Know of anyone claiming to be the Messiah who was cut off in April, 32 AD?
>Quote: Whose to say these were not the same place, but simply called
>It's not logical to use a lack of information to prove an assertion. The
>only logical answer is that there is a difference.
More correctly you should be speaking of reasonable explanations. To you your answer is logical, but to me my answer is reasonable.
>Quote: The point of 1Cor 14:33 is that God is not the ultimate source
>such confusion, rather sin is, which is the point of Genesis 11:9. God
>caused people to speak different languages, but was that the source of the
>confusion? No, it was their sin. So, though God causes bad things to happen,
>He is not the author of evil.
>This is theological interpretation.
Why is that a surprise? It was after all dealing with a theological question in a theological writing in search of a theological contradiction.
>Quote: This is simply an expression, not meant to be taken literally.
>simply means that God spoke to Moses directly and Moses could carry on a
>conversation with God, as one would a friend.
>A change of meaning again. if it doesn't fit, change the meaning of the
>words or interpret them until it does fit.
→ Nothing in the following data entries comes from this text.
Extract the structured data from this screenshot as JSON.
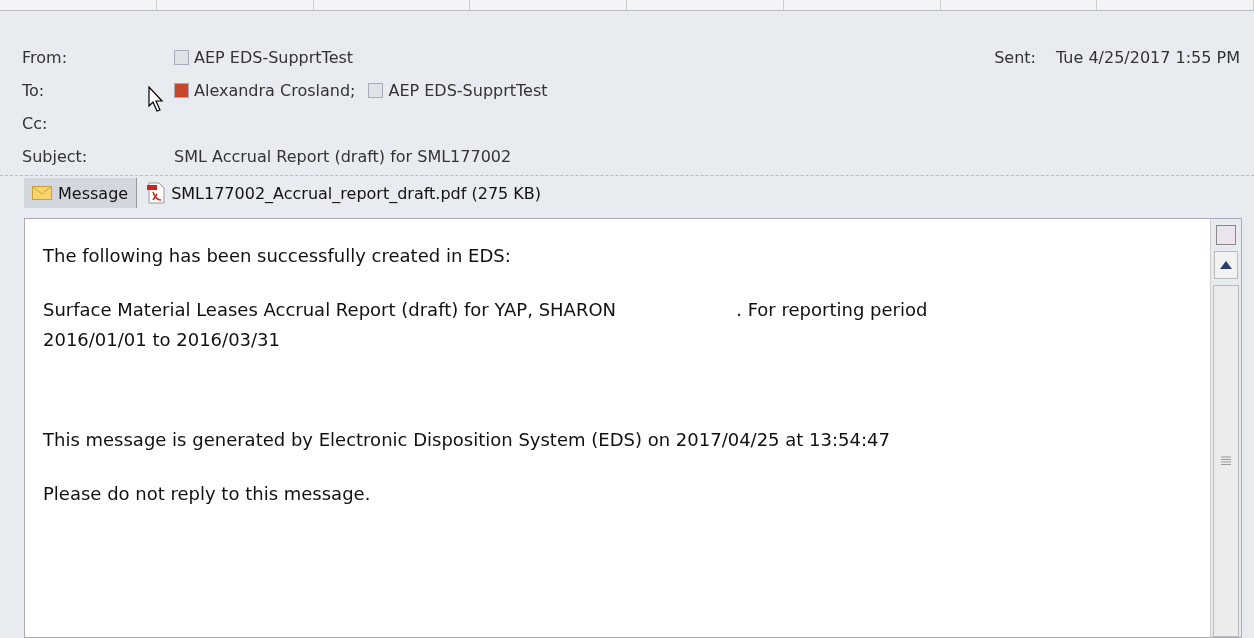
{
  "header": {
    "from_label": "From:",
    "from": [
      {
        "name": "AEP EDS-SupprtTest",
        "color": "#dfe3e6"
      }
    ],
    "to_label": "To:",
    "to": [
      {
        "name": "Alexandra Crosland;",
        "color": "#c8462c"
      },
      {
        "name": "AEP EDS-SupprtTest",
        "color": "#dfe3e6"
      }
    ],
    "cc_label": "Cc:",
    "subject_label": "Subject:",
    "subject": "SML Accrual Report (draft) for SML177002",
    "sent_label": "Sent:",
    "sent": "Tue 4/25/2017 1:55 PM"
  },
  "attachments": [
    {
      "kind": "message",
      "label": "Message",
      "selected": true
    },
    {
      "kind": "pdf",
      "label": "SML177002_Accrual_report_draft.pdf (275 KB)",
      "selected": false
    }
  ],
  "body": [
    "The following has been successfully created in EDS:",
    "Surface Material Leases Accrual Report (draft) for YAP, SHARON                     . For reporting period 2016/01/01 to 2016/03/31",
    "This message is generated by Electronic Disposition System (EDS) on 2017/04/25 at 13:54:47",
    "Please do not reply to this message."
  ]
}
Believe at all costs. Black is
What change of meaning? That was his meaning to begin with. It is you who attempt to "change to the meaning" of the author. For the author was referring to historical accounts in the Old Testament in which Moses could indeed speak to God directly as a friend, but was restricting from seeing his face. I'm speaking to you but you don't see my face. Is that such a difficult concept for you to understand?
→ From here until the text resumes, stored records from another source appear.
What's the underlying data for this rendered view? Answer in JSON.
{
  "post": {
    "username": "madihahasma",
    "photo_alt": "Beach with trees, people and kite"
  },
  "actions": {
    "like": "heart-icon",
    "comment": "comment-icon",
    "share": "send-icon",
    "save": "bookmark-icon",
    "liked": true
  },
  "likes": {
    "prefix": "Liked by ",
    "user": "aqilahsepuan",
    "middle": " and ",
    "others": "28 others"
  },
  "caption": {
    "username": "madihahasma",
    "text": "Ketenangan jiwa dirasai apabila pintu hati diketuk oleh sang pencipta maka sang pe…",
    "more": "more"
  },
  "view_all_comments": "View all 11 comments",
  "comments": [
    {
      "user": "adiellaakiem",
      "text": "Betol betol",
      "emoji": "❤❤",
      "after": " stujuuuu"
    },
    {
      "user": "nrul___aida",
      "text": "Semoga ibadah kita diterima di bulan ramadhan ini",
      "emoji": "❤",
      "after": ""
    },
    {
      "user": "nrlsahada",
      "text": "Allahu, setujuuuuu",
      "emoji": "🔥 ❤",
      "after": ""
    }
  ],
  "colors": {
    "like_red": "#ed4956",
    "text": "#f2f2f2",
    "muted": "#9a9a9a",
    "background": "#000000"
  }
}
Skeptics often view the writers of the Bible as a bunch of idiots or liars who don't know what they are talking about. But skeptics can end up making fools of themselves in the process of trying villify their imaginary opponents.
>Quote: Most historians do not provide a complete and comprehensive
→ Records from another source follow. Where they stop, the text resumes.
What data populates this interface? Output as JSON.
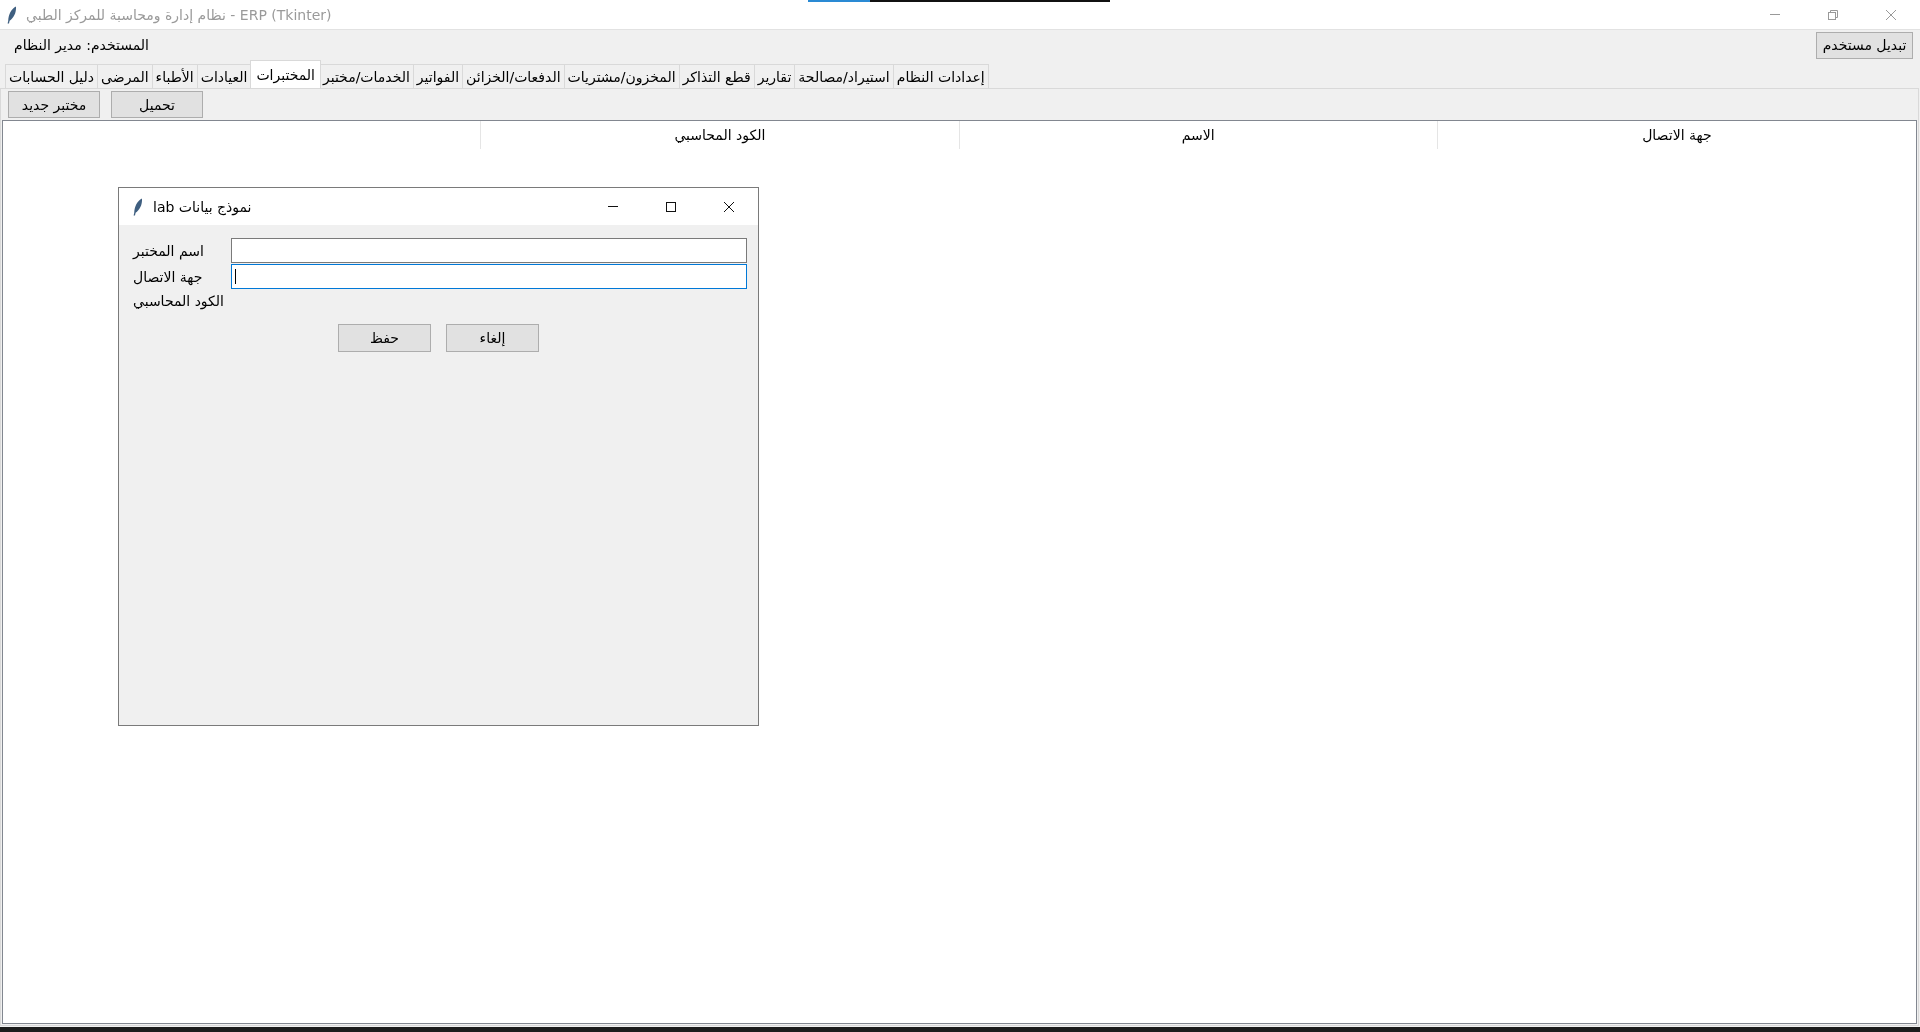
{
  "window": {
    "title": "نظام إدارة ومحاسبة للمركز الطبي - ERP (Tkinter)"
  },
  "user_bar": {
    "user_label": "المستخدم: مدير النظام",
    "switch_user_button": "تبديل مستخدم"
  },
  "tabs": [
    {
      "label": "إعدادات النظام",
      "selected": false
    },
    {
      "label": "استيراد/مصالحة",
      "selected": false
    },
    {
      "label": "تقارير",
      "selected": false
    },
    {
      "label": "قطع التذاكر",
      "selected": false
    },
    {
      "label": "المخزون/مشتريات",
      "selected": false
    },
    {
      "label": "الدفعات/الخزائن",
      "selected": false
    },
    {
      "label": "الفواتير",
      "selected": false
    },
    {
      "label": "الخدمات/مختبر",
      "selected": false
    },
    {
      "label": "المختبرات",
      "selected": true
    },
    {
      "label": "العيادات",
      "selected": false
    },
    {
      "label": "الأطباء",
      "selected": false
    },
    {
      "label": "المرضى",
      "selected": false
    },
    {
      "label": "دليل الحسابات",
      "selected": false
    }
  ],
  "toolbar": {
    "buttons": [
      "تحميل",
      "مختبر جديد"
    ]
  },
  "table": {
    "columns": [
      {
        "kind": "heading",
        "label": "جهة الاتصال"
      },
      {
        "kind": "heading",
        "label": "الاسم"
      },
      {
        "kind": "heading",
        "label": "الكود المحاسبي"
      },
      {
        "kind": "empty"
      }
    ]
  },
  "dialog": {
    "title": "lab نموذج بيانات",
    "fields": [
      {
        "kind": "entry",
        "label": "اسم المختبر",
        "focused": false
      },
      {
        "kind": "entry",
        "label": "جهة الاتصال",
        "focused": true
      },
      {
        "kind": "label",
        "label": "الكود المحاسبي"
      }
    ],
    "buttons": [
      "إلغاء",
      "حفظ"
    ]
  }
}
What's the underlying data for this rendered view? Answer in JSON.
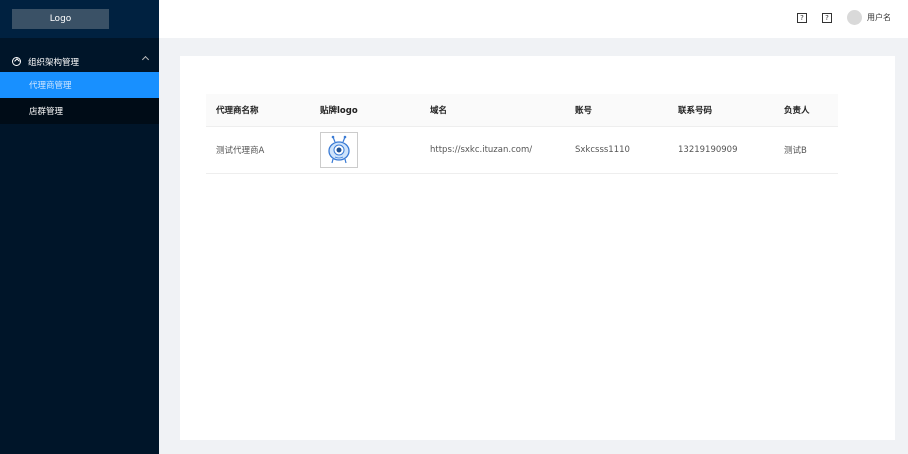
{
  "sidebar": {
    "logo": "Logo",
    "group_label": "组织架构管理",
    "items": [
      {
        "label": "代理商管理",
        "active": true
      },
      {
        "label": "店群管理",
        "active": false
      }
    ]
  },
  "header": {
    "help_icon_1": "?",
    "help_icon_2": "?",
    "username": "用户名"
  },
  "table": {
    "columns": [
      "代理商名称",
      "贴牌logo",
      "域名",
      "账号",
      "联系号码",
      "负责人"
    ],
    "rows": [
      {
        "name": "测试代理商A",
        "logo_icon": "alien-mascot-icon",
        "domain": "https://sxkc.ituzan.com/",
        "account": "Sxkcsss1110",
        "phone": "13219190909",
        "owner": "测试B"
      }
    ]
  },
  "colors": {
    "sidebar_bg": "#001529",
    "active_item": "#1890ff",
    "page_bg": "#f0f2f5"
  }
}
>history are incomplete.
>Again, the lack of evidence does not prove a hypothesis. Only positive
>evidence will verify a hypothesis. You are essentially saying "UFOs exist
>because there is no evidence that they do NOT exists!" or "Nobody has ever
>disproved the existence of Santa Clause therefore he exists". This is not
>really grown up logic.
The Bible itself is a positive historical account by many witnesses. You essentially say the Bible is false because you reject as an unhistorical document. That is really not grown up logic.
>If the Bible had only one or two problems you could put them down to
>contradictions or mis-interpretations but the shear number of these causes
>the sceptic (sorry for the UK spelling) to doubt the veracity of this book.
I have yet to find or hear of an apparent contradiction that brings me to unbelief. And so also for much of the world's population throughout history.
The Berean Christian Bible Study Resources